> [Requirement]: Print the records below exactly as they appear. Omit all pictures.

[Stored items from a collection]
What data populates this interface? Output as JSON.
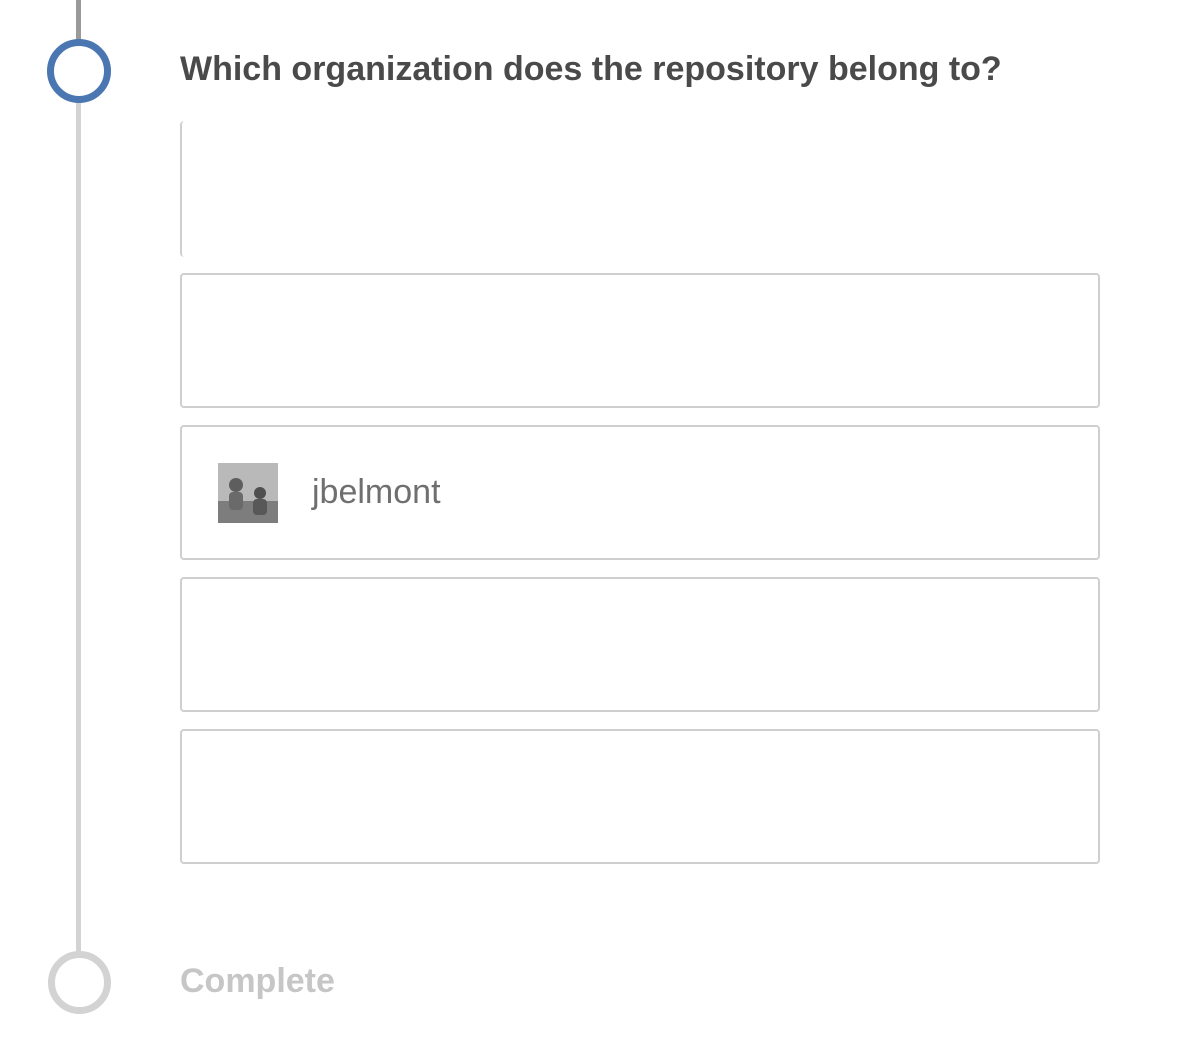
{
  "question": "Which organization does the repository belong to?",
  "options": [
    {
      "label": ""
    },
    {
      "label": ""
    },
    {
      "label": "jbelmont",
      "avatar": "user-avatar-photo"
    },
    {
      "label": ""
    },
    {
      "label": ""
    }
  ],
  "steps": {
    "complete_label": "Complete"
  },
  "colors": {
    "active_step": "#4a76b1",
    "inactive_step": "#d3d3d3",
    "question_text": "#4a4a4a",
    "complete_text": "#c6c6c6",
    "option_border": "#cfcfcf"
  }
}
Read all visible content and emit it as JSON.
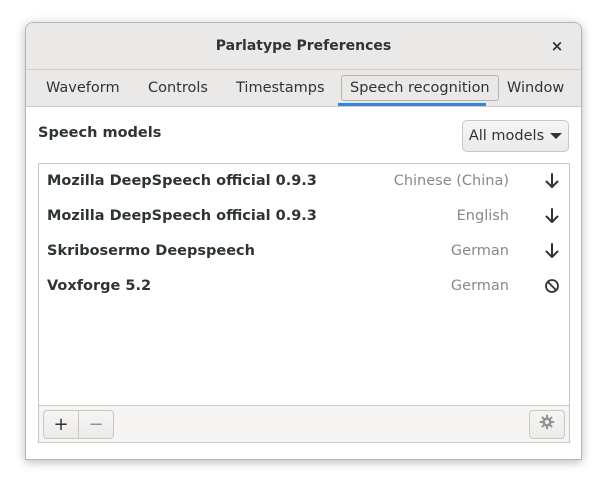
{
  "window": {
    "title": "Parlatype Preferences",
    "close_label": "×"
  },
  "tabs": [
    {
      "label": "Waveform",
      "active": false
    },
    {
      "label": "Controls",
      "active": false
    },
    {
      "label": "Timestamps",
      "active": false
    },
    {
      "label": "Speech recognition",
      "active": true
    },
    {
      "label": "Window",
      "active": false
    }
  ],
  "speech": {
    "section_label": "Speech models",
    "filter_label": "All models",
    "models": [
      {
        "name": "Mozilla DeepSpeech official 0.9.3",
        "language": "Chinese (China)",
        "action_icon": "download-icon"
      },
      {
        "name": "Mozilla DeepSpeech official 0.9.3",
        "language": "English",
        "action_icon": "download-icon"
      },
      {
        "name": "Skribosermo Deepspeech",
        "language": "German",
        "action_icon": "download-icon"
      },
      {
        "name": "Voxforge 5.2",
        "language": "German",
        "action_icon": "unavailable-icon"
      }
    ]
  },
  "toolbar": {
    "add_label": "+",
    "remove_label": "−",
    "settings_icon": "gear-icon"
  },
  "colors": {
    "accent": "#3584e4",
    "text": "#2e3436",
    "dim_text": "#888a85"
  }
}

> [Reply to the exercise]:
What data populates this interface? Output as JSON.
{
  "question": "Which organization does the repository belong to?",
  "options": [
    {
      "label": ""
    },
    {
      "label": ""
    },
    {
      "label": "jbelmont",
      "avatar": "user-avatar-photo"
    },
    {
      "label": ""
    },
    {
      "label": ""
    }
  ],
  "steps": {
    "complete_label": "Complete"
  },
  "colors": {
    "active_step": "#4a76b1",
    "inactive_step": "#d3d3d3",
    "question_text": "#4a4a4a",
    "complete_text": "#c6c6c6",
    "option_border": "#cfcfcf"
  }
}
Read all visible content and emit it as JSON.
{
  "window": {
    "title": "Parlatype Preferences",
    "close_label": "×"
  },
  "tabs": [
    {
      "label": "Waveform",
      "active": false
    },
    {
      "label": "Controls",
      "active": false
    },
    {
      "label": "Timestamps",
      "active": false
    },
    {
      "label": "Speech recognition",
      "active": true
    },
    {
      "label": "Window",
      "active": false
    }
  ],
  "speech": {
    "section_label": "Speech models",
    "filter_label": "All models",
    "models": [
      {
        "name": "Mozilla DeepSpeech official 0.9.3",
        "language": "Chinese (China)",
        "action_icon": "download-icon"
      },
      {
        "name": "Mozilla DeepSpeech official 0.9.3",
        "language": "English",
        "action_icon": "download-icon"
      },
      {
        "name": "Skribosermo Deepspeech",
        "language": "German",
        "action_icon": "download-icon"
      },
      {
        "name": "Voxforge 5.2",
        "language": "German",
        "action_icon": "unavailable-icon"
      }
    ]
  },
  "toolbar": {
    "add_label": "+",
    "remove_label": "−",
    "settings_icon": "gear-icon"
  },
  "colors": {
    "accent": "#3584e4",
    "text": "#2e3436",
    "dim_text": "#888a85"
  }
}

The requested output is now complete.